A Son of the Circus is a circus of characters. The novel is mostly set in India and the cast includes movie stars, doctors, serial killers, a screenwriter, a missionary, pimps and prostitutes, and a dwarf and his wife to name a few. They are all drawn together in a fantastical web of plot and character that does make you wonder how on earth anyone came up with it! There’s an element of the ridiculous (how could there not be!) but the story doesn’t take itself too seriously and it is written with mischievous humour that demonstrates the intelligence of its author.
I also loved the ending of this novel. Like Garp, A Son of the Circus concludes with an epilogue that neatly draws to a close all the interwoven strands that make up the story.

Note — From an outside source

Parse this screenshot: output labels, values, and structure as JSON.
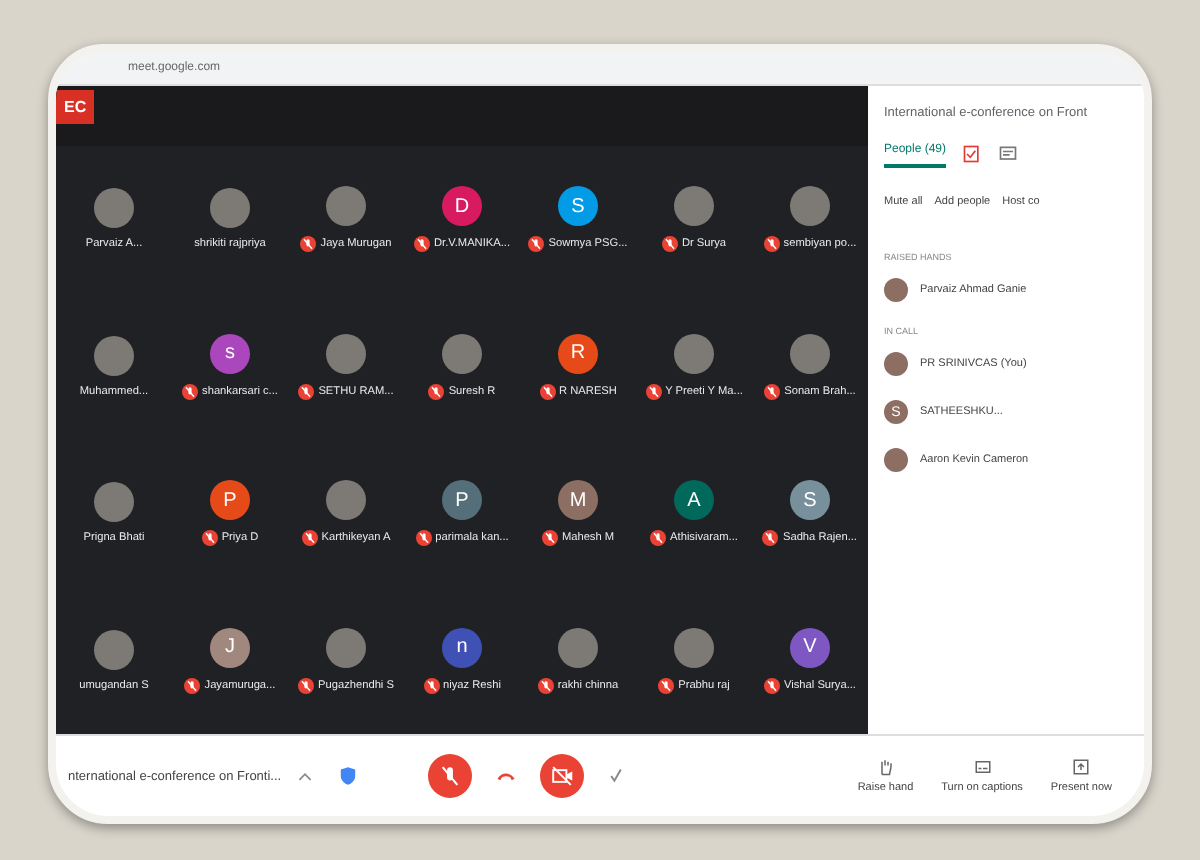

Some might view this as an unsophisticated ending but I like to think that Irving writes his novels, not for critical attention (although in my opinion they are definitely worthy of it), but purely for the enjoyment of his readers. And this kind of ending certainly gives you reader satisfaction. There is still room for a bit of imagination and lasting mystery at the end of the novel but it doesn’t leave you with a frustrating hole of uncertainty about what happened next. There’s no unfinished business and you feel content to leave the characters of the story at the end of the novel, where they belong.
I couldn’t recommend Irving enough!